In San Diego, Reason suggests expanding the region's Mobility 2030 plan that calls for $2 billion worth of managed lanes. Reason recommends a much larger network of connected, managed lanes that would guarantee congestion-free lanes on a greater portion of freeways and permit high-speed bus service throughout the densest portions of the San Diego metro area. Toll revenues would cover 63 percent of the $10 billion project cost.
"We have seen that other fast-growing states, and world-class urban regions such as Paris, Sydney, and Toronto have addressed the urban highway infrastructure challenge in creative new ways," stated Poole, who has advised the last four presidential administrations. "They have found that the global capital markets are ready, willing, and able to invest billions of dollars into urban toll roads and tunnels to relieve congestion. They have also found that carefully designed long-term public-private partnerships can get such projects built sooner, and with fewer cost overruns than conventional highway procurement methods."
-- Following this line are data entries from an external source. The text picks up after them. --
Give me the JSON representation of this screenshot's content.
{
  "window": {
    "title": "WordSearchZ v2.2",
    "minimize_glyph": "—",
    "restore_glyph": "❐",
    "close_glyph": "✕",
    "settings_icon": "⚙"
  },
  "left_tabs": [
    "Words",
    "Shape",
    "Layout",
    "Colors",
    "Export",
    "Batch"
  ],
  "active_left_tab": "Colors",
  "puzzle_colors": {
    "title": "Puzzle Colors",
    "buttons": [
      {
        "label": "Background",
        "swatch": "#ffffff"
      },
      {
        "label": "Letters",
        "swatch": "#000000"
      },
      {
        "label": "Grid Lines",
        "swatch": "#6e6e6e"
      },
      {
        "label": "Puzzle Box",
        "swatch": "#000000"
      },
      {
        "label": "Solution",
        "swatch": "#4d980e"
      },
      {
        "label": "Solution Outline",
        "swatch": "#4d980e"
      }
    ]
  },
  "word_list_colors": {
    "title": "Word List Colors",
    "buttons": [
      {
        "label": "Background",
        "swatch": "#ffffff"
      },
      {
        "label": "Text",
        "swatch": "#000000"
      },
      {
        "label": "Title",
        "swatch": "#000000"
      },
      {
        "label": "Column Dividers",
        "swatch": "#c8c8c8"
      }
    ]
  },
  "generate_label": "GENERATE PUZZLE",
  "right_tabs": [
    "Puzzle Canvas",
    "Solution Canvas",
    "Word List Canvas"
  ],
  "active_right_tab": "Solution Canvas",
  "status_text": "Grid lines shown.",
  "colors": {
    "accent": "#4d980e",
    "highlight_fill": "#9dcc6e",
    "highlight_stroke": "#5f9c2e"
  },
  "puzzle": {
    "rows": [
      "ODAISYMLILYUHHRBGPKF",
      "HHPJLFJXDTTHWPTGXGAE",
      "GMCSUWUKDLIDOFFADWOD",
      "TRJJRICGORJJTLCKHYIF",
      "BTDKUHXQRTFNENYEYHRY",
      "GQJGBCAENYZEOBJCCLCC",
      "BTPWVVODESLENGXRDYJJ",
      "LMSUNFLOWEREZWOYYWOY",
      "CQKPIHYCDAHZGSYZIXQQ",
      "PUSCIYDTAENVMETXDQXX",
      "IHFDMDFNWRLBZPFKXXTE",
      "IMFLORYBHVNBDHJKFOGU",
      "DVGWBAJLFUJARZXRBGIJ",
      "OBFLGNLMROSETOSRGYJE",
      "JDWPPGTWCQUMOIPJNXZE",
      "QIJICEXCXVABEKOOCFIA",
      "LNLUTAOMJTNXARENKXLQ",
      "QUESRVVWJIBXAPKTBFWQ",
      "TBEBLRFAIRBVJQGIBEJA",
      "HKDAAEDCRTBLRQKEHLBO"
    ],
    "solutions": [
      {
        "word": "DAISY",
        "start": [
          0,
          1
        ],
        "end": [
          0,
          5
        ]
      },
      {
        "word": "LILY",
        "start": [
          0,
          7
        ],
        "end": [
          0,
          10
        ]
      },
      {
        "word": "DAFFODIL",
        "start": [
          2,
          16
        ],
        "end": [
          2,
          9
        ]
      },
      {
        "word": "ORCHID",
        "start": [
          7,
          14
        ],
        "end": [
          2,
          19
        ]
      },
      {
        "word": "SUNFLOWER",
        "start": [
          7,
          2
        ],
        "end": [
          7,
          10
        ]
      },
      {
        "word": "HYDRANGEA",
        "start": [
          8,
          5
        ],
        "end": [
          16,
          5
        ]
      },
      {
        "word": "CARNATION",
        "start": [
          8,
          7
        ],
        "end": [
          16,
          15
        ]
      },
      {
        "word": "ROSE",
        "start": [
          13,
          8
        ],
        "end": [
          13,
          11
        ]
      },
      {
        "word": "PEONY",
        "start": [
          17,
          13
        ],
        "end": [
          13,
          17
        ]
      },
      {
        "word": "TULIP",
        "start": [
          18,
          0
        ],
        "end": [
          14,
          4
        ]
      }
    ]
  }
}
Full Report Online
The full report, Building for the Future: Easing California's Transportation Crisis with Tolls and Public-Private Partnerships, is available online at www.reason.org/ps324.pdf.
Reason is a leading libertarian think tank that has been advancing free minds and free markets since 1968. Reason's policy analysts, considered among the nation's premier privatization experts, have advised the last four presidential administrations, California Gov. Arnold Schwarzenegger, Florida Gov. Jeb Bush, and numerous other state and local governments.
Robert Poole, Director of Transportation, Reason Foundation (310) 292-2386
Chris Mitchell, Media Relations, Reason Foundation, (800) 582-2245 ext. 3037